the chance that some adults did not receive some of the vaccinations available now as children.

Recently Gardasil, the vaccine for HPV, was approved for adults up through age 45. Have you considered this protection for yourself? Another vaccine that is new for adults is Shingrix, a
shingles vaccine. This vaccine is recommended for ages 50 and older and is 90% effective in preventing shingles. The previous shingles vaccine was only 60% effective.
Last year the Uintah Basin had a very high rate of flu cases that were hospitalized. Our rate was double that of the rest of the state. Most all of those who had to be hospitalized did not get their flu shot. A simple flu shot could have saved many illnesses. Have you had your flu shot this year to protect yourself from the flu?

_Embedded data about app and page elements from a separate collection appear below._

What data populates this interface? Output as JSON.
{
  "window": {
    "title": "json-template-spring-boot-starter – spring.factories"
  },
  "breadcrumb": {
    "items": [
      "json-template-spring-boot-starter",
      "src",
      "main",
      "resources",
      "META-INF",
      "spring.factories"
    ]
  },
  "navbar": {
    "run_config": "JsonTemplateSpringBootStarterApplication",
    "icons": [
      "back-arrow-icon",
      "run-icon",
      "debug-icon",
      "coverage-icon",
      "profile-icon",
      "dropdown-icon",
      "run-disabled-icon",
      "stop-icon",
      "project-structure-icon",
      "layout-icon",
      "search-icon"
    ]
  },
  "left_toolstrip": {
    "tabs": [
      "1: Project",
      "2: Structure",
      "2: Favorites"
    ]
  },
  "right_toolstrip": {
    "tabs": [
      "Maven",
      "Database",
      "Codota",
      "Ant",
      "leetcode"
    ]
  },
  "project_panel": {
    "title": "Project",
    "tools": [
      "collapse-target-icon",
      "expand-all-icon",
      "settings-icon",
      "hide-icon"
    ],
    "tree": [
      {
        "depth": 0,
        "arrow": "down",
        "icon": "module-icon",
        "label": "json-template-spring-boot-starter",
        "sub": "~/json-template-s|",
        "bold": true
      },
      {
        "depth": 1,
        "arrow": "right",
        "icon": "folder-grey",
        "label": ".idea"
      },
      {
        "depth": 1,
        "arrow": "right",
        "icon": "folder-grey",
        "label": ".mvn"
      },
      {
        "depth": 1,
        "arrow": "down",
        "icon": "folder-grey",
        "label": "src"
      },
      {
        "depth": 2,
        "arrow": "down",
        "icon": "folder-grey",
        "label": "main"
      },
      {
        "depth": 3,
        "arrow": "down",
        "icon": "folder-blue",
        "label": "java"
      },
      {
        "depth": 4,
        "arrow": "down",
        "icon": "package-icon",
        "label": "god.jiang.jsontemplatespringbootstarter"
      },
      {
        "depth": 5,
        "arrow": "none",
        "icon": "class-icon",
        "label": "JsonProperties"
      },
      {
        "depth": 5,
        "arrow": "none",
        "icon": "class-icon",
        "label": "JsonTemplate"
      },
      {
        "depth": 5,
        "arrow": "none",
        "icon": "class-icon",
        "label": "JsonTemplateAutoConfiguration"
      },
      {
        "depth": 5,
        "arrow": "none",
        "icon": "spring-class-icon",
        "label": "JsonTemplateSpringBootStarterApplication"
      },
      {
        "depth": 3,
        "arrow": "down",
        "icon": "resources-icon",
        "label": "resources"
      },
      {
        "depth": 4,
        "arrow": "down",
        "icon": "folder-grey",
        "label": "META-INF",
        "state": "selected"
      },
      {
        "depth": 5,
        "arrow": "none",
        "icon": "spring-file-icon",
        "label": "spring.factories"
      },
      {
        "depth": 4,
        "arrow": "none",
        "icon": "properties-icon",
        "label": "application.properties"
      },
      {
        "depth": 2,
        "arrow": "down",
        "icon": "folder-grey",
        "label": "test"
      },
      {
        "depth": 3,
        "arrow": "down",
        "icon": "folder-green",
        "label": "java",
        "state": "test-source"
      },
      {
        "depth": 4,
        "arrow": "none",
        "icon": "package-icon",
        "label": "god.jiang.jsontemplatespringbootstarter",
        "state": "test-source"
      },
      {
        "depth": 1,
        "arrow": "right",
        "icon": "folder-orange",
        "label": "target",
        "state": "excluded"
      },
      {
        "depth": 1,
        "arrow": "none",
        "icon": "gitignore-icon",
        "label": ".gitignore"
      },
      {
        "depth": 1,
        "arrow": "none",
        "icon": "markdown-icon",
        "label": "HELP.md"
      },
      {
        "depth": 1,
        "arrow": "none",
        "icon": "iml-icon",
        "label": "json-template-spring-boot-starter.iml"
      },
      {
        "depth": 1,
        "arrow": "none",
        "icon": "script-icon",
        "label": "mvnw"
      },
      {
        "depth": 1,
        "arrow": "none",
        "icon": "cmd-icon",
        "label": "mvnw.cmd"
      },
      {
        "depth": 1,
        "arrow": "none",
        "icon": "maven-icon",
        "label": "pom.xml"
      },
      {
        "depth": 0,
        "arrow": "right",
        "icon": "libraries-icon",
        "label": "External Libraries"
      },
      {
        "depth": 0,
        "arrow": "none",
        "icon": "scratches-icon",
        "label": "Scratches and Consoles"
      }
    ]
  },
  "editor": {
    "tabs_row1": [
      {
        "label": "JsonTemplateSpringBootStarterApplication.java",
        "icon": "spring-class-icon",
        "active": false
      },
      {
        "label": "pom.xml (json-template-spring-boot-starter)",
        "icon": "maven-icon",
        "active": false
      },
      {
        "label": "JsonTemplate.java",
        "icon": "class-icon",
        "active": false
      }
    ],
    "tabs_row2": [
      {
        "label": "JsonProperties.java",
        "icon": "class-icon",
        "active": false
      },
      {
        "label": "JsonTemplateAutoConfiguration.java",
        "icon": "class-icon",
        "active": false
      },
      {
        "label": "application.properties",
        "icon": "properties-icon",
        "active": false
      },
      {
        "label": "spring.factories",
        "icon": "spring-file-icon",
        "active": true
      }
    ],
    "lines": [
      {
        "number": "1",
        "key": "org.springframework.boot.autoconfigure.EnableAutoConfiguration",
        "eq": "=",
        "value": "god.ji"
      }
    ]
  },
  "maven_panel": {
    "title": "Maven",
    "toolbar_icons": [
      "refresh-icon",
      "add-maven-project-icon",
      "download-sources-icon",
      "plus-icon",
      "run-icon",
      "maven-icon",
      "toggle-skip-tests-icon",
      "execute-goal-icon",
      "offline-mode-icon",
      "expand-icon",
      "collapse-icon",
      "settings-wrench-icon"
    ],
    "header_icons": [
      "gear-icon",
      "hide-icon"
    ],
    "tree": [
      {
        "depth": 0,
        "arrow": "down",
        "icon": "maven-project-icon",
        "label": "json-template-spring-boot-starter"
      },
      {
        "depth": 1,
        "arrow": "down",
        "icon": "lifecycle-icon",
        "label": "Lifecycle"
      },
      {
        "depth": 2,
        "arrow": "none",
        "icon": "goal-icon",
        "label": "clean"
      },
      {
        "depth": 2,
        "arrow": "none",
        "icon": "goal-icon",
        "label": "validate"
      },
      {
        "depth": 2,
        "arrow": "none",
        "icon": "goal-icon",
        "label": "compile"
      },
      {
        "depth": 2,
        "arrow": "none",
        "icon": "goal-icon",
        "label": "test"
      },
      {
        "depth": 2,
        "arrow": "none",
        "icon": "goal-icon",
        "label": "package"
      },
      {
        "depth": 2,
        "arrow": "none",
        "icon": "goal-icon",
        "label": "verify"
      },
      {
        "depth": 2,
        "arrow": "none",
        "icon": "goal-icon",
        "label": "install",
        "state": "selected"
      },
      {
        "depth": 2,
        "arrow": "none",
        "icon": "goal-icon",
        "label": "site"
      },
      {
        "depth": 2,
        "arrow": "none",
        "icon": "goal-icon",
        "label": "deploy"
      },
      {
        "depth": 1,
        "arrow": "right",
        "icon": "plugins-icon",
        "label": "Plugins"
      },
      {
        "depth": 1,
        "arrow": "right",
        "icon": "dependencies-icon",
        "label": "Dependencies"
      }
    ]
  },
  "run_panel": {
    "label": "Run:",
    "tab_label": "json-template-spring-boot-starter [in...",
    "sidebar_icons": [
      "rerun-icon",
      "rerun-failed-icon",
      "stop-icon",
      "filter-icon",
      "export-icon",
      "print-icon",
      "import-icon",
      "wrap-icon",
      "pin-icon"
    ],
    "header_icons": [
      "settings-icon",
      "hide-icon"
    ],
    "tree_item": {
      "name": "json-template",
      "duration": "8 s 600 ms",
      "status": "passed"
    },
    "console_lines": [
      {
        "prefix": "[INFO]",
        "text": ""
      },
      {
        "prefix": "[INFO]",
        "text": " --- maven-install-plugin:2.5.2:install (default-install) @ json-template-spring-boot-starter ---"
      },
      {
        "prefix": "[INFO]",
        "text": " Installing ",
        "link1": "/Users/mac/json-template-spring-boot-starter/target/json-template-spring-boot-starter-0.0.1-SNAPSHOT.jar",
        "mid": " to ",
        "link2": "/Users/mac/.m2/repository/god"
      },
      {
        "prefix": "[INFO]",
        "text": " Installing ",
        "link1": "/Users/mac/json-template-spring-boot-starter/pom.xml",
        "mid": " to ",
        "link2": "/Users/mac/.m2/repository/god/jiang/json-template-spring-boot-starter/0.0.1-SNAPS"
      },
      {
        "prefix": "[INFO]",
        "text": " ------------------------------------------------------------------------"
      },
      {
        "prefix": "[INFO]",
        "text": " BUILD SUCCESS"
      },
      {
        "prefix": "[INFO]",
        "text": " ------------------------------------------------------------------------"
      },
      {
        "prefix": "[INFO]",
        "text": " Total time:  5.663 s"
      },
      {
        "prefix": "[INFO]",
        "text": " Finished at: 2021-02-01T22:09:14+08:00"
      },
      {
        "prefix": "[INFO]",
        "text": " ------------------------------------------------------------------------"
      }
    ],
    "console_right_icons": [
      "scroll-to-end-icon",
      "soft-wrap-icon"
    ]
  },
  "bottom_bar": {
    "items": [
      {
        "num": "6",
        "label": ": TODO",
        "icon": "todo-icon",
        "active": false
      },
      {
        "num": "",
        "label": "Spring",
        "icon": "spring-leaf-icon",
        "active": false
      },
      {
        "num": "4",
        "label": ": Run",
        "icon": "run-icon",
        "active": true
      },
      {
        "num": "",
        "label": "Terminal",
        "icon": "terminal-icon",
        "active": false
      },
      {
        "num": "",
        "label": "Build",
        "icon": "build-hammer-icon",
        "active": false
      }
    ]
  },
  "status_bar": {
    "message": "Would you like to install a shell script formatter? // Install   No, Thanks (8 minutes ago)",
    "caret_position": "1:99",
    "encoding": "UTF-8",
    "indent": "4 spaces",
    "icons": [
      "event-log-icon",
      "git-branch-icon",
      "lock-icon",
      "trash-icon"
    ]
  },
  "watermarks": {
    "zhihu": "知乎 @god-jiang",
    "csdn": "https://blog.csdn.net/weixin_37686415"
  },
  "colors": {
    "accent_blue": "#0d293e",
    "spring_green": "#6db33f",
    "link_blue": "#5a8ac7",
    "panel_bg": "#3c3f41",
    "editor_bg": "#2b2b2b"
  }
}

These are just a few examples of vaccines adults need. If you are wondering what you need come to Tricounty Health Department and we can help you find out what you’re missing.

On Saturday, October 26th, from 10a.m. to 2 p.m. local law enforcement agencies and the U.S. Drug Enforcement Administration will give the public its 18th opportunity in nine years to prevent pill abuse and theft by ridding their homes of potentially dangerous expired, unused and unwanted prescription drugs. Bring your pills and patches for disposal to Walmart in Vernal and Davis Food & Drug in Roosevelt. This service is free and anonymous, no questions asked.

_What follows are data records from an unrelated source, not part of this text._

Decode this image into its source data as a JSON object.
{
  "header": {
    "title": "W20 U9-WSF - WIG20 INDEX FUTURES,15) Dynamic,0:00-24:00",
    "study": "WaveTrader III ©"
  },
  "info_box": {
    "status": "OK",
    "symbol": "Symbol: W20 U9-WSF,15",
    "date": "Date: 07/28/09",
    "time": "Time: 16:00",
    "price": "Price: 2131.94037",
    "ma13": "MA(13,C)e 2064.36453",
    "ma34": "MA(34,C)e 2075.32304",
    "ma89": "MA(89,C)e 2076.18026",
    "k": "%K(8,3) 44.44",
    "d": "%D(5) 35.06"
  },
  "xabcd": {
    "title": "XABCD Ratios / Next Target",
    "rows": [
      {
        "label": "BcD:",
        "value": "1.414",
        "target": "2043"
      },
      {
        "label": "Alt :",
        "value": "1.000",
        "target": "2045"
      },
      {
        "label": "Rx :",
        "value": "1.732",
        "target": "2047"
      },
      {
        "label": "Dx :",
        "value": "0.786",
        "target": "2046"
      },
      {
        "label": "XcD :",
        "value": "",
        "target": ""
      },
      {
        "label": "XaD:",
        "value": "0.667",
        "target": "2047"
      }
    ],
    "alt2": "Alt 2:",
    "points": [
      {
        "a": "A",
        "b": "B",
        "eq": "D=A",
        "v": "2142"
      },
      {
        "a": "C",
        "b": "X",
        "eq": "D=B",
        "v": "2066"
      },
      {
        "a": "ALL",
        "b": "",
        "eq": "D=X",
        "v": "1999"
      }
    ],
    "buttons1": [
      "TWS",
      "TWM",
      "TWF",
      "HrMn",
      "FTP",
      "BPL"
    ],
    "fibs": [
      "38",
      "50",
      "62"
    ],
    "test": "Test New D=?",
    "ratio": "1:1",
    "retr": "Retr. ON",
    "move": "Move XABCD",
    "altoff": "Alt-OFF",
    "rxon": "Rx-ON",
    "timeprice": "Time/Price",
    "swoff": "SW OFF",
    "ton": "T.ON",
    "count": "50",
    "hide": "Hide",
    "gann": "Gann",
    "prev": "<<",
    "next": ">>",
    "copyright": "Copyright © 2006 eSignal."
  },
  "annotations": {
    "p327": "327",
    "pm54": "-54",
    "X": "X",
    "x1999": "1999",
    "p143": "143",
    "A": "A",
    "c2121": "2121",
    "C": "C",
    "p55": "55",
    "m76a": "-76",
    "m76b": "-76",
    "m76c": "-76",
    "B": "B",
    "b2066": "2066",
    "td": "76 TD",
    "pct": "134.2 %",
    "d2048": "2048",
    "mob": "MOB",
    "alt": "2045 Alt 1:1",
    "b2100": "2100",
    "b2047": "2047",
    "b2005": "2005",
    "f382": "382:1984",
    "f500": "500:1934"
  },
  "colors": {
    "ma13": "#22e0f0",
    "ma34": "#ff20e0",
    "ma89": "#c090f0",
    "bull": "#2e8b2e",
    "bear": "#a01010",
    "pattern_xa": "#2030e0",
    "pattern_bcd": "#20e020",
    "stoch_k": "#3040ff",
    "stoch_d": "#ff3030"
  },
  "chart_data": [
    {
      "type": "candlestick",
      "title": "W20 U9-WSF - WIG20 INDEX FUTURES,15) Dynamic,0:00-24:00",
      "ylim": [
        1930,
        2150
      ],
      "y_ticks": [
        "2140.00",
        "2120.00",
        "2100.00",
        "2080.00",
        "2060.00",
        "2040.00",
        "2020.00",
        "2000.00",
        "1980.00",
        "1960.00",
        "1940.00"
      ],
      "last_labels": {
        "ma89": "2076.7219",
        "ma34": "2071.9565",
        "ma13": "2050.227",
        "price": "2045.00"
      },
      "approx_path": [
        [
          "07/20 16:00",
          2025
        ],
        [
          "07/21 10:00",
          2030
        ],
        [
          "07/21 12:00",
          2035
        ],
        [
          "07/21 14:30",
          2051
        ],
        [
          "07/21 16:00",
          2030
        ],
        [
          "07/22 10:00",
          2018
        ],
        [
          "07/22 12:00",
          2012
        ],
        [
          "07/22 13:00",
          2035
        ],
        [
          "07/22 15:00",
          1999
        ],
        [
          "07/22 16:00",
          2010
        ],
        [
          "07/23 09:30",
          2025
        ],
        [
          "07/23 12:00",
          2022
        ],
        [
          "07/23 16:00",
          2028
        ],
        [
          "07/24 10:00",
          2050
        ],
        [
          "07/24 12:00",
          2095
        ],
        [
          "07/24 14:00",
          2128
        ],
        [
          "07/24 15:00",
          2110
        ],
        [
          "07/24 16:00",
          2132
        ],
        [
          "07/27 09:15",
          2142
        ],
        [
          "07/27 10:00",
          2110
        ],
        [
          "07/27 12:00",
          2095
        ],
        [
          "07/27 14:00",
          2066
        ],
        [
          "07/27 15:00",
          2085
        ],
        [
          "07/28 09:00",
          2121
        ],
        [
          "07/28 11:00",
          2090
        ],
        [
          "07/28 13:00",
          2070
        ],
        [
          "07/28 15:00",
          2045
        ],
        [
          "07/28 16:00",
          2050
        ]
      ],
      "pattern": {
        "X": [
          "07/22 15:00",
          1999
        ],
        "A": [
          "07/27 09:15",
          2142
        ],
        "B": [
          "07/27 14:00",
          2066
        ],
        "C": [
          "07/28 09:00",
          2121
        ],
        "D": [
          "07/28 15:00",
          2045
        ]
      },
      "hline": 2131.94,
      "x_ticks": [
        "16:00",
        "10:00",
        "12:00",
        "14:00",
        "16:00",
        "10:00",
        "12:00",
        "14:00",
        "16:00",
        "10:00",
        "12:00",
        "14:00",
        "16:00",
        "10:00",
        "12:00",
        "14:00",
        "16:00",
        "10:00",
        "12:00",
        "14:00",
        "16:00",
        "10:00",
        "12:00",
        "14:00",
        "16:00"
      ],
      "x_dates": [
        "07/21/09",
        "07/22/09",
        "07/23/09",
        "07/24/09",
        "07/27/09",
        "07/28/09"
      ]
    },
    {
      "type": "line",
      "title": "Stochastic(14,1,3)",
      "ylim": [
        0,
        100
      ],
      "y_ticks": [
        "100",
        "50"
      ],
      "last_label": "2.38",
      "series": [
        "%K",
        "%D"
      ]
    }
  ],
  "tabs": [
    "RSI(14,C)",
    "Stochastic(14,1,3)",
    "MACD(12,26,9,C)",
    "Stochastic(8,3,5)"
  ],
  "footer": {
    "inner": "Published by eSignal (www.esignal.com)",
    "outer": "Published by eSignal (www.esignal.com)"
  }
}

Last fall Americans turned in nearly 469 tons (more than 937,000 pounds) of prescription drugs at nearly 6,300 sites operated by the DEA and almost 5, 000 of its state and local law enforcement partners.  Overall, in its 17 previous Take Back events, DEA and its partners have taken in more than 11.8 million pounds- approximately 5, 900 tons- of pills.
This initiative addresses a vital public safety and public health issue. Medicines that languish in home cabinets are highly susceptible to diversion, misuse and abuse. Rates of prescription drug abuse in the United States are alarmingly high, as are the number of accidental poisonings and overdoses due to these drugs. The Substance Abuse and Mental Health Services Administration’s National Survey on Drug Use and Health shows year after year that the majority of misused and abused prescription drugs are obtained from family and friends, including someone else’s medication being stolen from the home medicine cabinet.  In addition, Americans are now advised that their usual methods for disposing of unused medicines- flushing them down the toilet or throwing them in the trash- both pose potential safety and health hazards.
For more information about the disposal of prescription drugs or about the October 26 Take Back Day event, go to